This is one of the many things that makes the Astros great. This might be their best team yet. Even if the offense isn't quite as dangerous as their teams with George Springer and Carlos Correa, Houston's pitching is world class -- from Lance McCullers Jr. spinning six shutout innings to start Game 3 to Luis Garcia booking five scoreless to end it and a parade of six relievers in between throwing up zeroes.
Yes, their lone championship came in the season during which they used a sign-stealing scheme to cheat. But by the end of the ALCS, Houston will have played in at least 80 playoff games over the past six years. It is more than any team ever in a six-year span, and while that certainly can be attributed to playoff expansion, outdoing the dynastic Yankees of the late 1990s and early 2000s as well as the 2016-21 Dodgers puts the Astros in rarified company among their modern peers.
They've played so many postseason games that when Jose Altuve calls Game 3 "the craziest we've played," he needs to pause for a moment and think that through. It's easy, in the moment, to assign fantastical adjectives to a game that just ended, even to a day like Saturday, but it's understandable, too.

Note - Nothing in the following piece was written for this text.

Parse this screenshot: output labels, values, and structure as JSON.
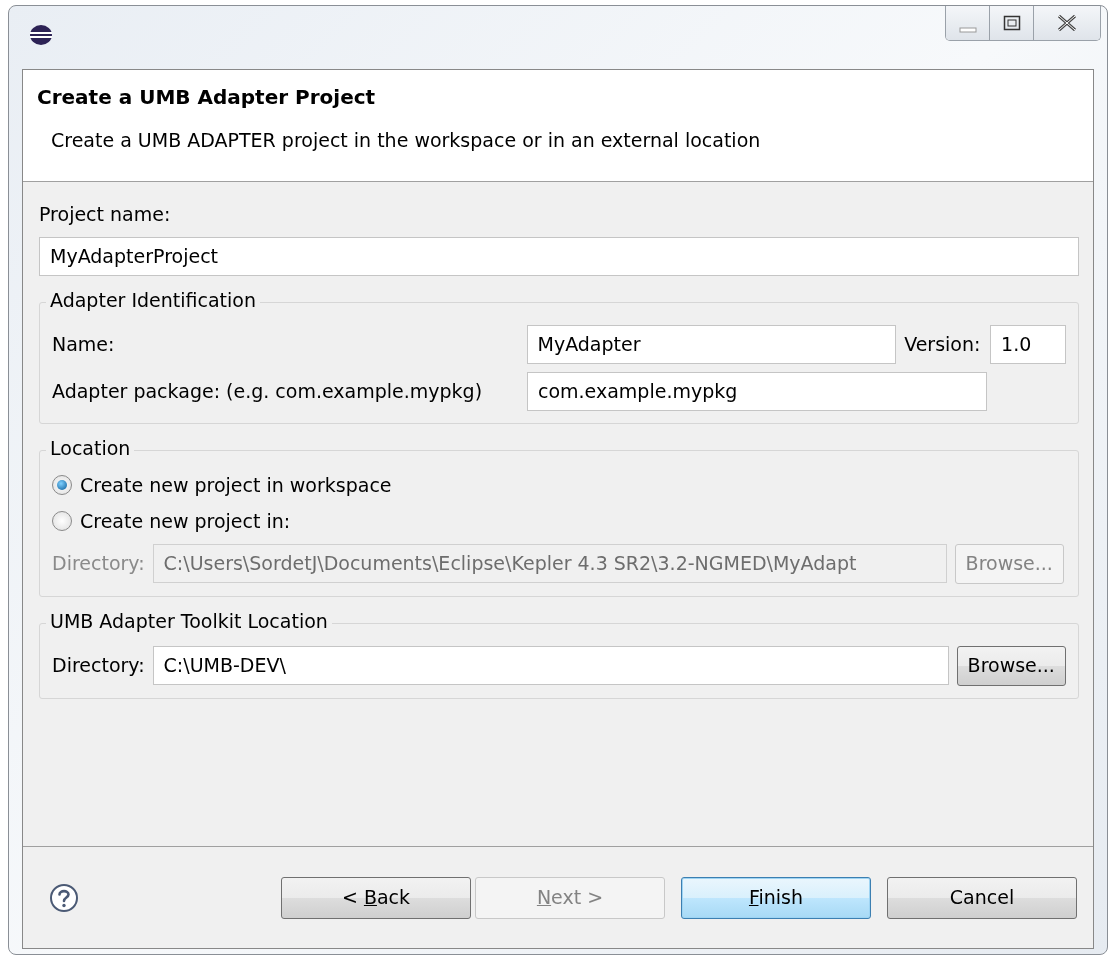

Baseball really is a funny game, right? It sends us on rides for which the blueprint need only be a win-expectancy chart, in which calmness cedes to commotion in an instant -- up and down, revolting one minute and life-affirming the next. It is the best, and then it is the worst, and maybe again the best, and that's the fun of it. We never know what it's going to be, which is precisely what keeps us coming back for more.